7. See Deanne Bogdan, "Joyce, Willie, and Dorothy: Literary Literacy as Engaged Reflection," Proceedings of the Forty-Fifth Annual Meeting of the Philosophy of Education Society, San Antonio, Texas, April 14 17, 1989, ed. Ralph Page, Normal, Illinois: University of Illinois Press, 1990, pp. 168-182.
8. See Deanne Bogdan, "Judy and Her Sisters: Censorship, Identification, and the Poetics of Need" Proceedings of the Forty-Fourth Annual Meeting of the Philosophy of Education Society, San Diego, California, March 25-28, 1988, ed. James M. Giarelli, Normal, Illinois: Philosophy of Education Society, 1988; John Updike, "A&P," in his Pigeon Feathers and Other Stories, (New York: Alfred A. Knoph, 1962).

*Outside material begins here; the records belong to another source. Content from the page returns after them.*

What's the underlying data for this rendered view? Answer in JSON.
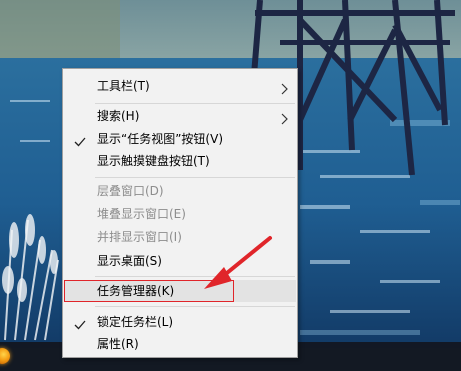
{
  "menu": {
    "items": [
      {
        "label": "工具栏(T)",
        "submenu": true
      },
      {
        "label": "搜索(H)",
        "submenu": true
      },
      {
        "label": "显示“任务视图”按钮(V)",
        "checked": true
      },
      {
        "label": "显示触摸键盘按钮(T)"
      },
      {
        "label": "层叠窗口(D)",
        "disabled": true
      },
      {
        "label": "堆叠显示窗口(E)",
        "disabled": true
      },
      {
        "label": "并排显示窗口(I)",
        "disabled": true
      },
      {
        "label": "显示桌面(S)"
      },
      {
        "label": "任务管理器(K)",
        "highlighted": true
      },
      {
        "label": "锁定任务栏(L)",
        "checked": true
      },
      {
        "label": "属性(R)"
      }
    ]
  },
  "colors": {
    "annotation": "#e0252a",
    "menu_bg": "#f2f2f2",
    "disabled_text": "#8d8d8d"
  },
  "icons": {
    "submenu": "chevron-right-icon",
    "check": "checkmark-icon",
    "start": "start-orb-icon"
  }
}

13. See Susan Leslie Campbell, "Expression and the Individuation of Feeling." Unpublished Doctoral Dissertation (University of Toronto, 1992), p. 291; also Felman, Jacques Lacan, p. 119. In her response to Charles Taylor's Inaugural address to the University Center of Human Values at Princeton, Susan Wolf makes a related point about the justification for widening the canon. See Multiculturalism and the Politics of Recognition: An Essay by Charles Taylor, With Commentary by Amy Cutmann, Editor Steiner C. Rockefeller, Michael Walter and Susan Wolf (Princeton University Press, 1992), pp. 79-85.

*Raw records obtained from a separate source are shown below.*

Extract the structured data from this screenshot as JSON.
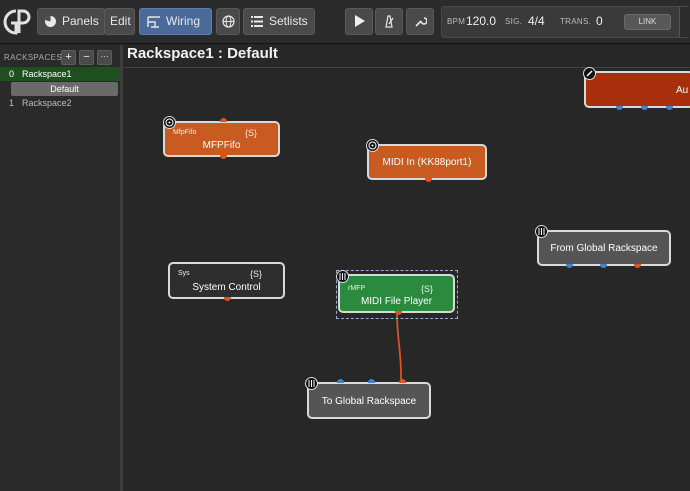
{
  "toolbar": {
    "panels_label": "Panels",
    "edit_label": "Edit",
    "wiring_label": "Wiring",
    "setlists_label": "Setlists"
  },
  "transport": {
    "bpm_label": "BPM",
    "bpm_value": "120.0",
    "sig_label": "SIG.",
    "sig_value": "4/4",
    "trans_label": "TRANS.",
    "trans_value": "0",
    "link_label": "LINK"
  },
  "sidebar": {
    "title": "RACKSPACES",
    "add": "+",
    "remove": "−",
    "more": "···",
    "rackspaces": [
      {
        "index": "0",
        "name": "Rackspace1",
        "selected": true
      },
      {
        "index": "1",
        "name": "Rackspace2",
        "selected": false
      }
    ],
    "variation": "Default"
  },
  "canvas": {
    "title": "Rackspace1 : Default"
  },
  "nodes": {
    "mfpfifo": {
      "small": "MfpFifo",
      "tag": "{S}",
      "name": "MFPFifo"
    },
    "midi_in": {
      "name": "MIDI In (KK88port1)"
    },
    "audio": {
      "name": "Au"
    },
    "from_global": {
      "name": "From Global Rackspace"
    },
    "system_control": {
      "small": "Sys",
      "tag": "{S}",
      "name": "System Control"
    },
    "midi_file_player": {
      "small": "rMFP",
      "tag": "{S}",
      "name": "MIDI File Player"
    },
    "to_global": {
      "name": "To Global Rackspace"
    }
  },
  "colors": {
    "accent_blue": "#4a6a9a",
    "node_orange": "#c95a20",
    "node_red": "#a82e0c",
    "node_green": "#2a8a3e",
    "node_gray": "#555555",
    "node_dark": "#2e2e2e",
    "midi_pin": "#d9541e",
    "audio_pin": "#3f84c9",
    "wire": "#d9541e"
  }
}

17. Bartky defines the "double ontological shock" as "first, the realization that what is really happening is quite different from what appears to be happening; and second, the frequent inability to tell what is really happening at all" (1979, 256).) Sandra Lee Bartky, "Towards a Phenomenology of Feminist Consciousness, " in Philosophy and Women ed. S. Bishop and M. Weinzweig, (Belmont, CA: Wadsworth Publishers, Inc., 1979), p. 256.
23. Clara Clairborne Park, "Rejoicing to Concur with the Common Reader: The Uses of Literature in the Community College," in Uses of Literature, ed., Monroe Engel, Harvard English Studies 4. Cambridge, Mass.: Harvard University Press, 1973, p. 231.

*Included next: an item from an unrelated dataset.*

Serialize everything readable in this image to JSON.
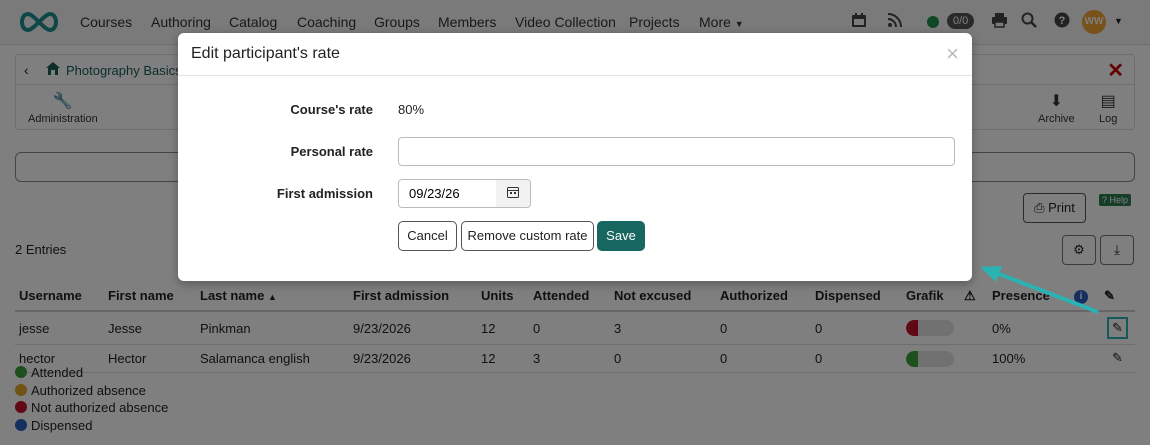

25. Toronto high school teacher Brian Fellow, in an article titled "Sex, Lies, and Grade 10," describes his reader-response approach to a literature lesson on the poem, "Lies," by Yevgeny Yevtushenko. According to Fellow, the theme of this poem is "Do not lie to the young." As a way of exploring its meaning with his class, Fellow wrote on the board three columns: "The Best Lies, The Best Liars, and The Best Liees." The result was not an interpretive discussion about the poem as what we might call a "greater appreciation of the human condition" in the abstract but the palpable and painful coming to terms with the social problem of sexual pressure experienced by the girls from their boyfriends, some of whom, as attested to by one of the girls, tell the worst lie -- "I love you." Such was the gravity of the unspoken crisis in that instance that the girls in the class ended up proposing the startup of a support group "like Alcoholics Anonymous." The Globe and Mails, Toronto, Ontario, October 20, 1992, p. A32. Surely, Percy Bysshe Shelley would be surprised to see this particular context for poets as the unacknowledged legislators of the world. I am not suggesting that this poem not be taught according to a reader-response, and that it has always claimed to have.
DEANNE BOGDAN is Associate Professor, Department of History and Philosophy of Education, Institute for Studies in Education, University of Toronto. She is author of Pre-educating the Imagination: Toward a Poetics, Politics, and Pedagogy of Literary Engagement, Portsmouth, NH Boynton-Cook/Heinemann. Currently Chair of WILLA, she is also co-editor with Stanley B. Straw of Beyond Communication (1990) and Constructive Reading (1993), also published by BCH.
Copyright 1993, The Women in Literature and Life Assembly of the National Council of Teachers of English (ISSN #1065-9080). Permission is given to copy any article provided credit is given and the copies are not intended for resale.
Reference Citation: Bogdan, Deanne. (1993). When is a singing school (not) a chorus? The emancipatory agenda in feminist pedagogy and literature education. WILLA, Volume II, 19-23.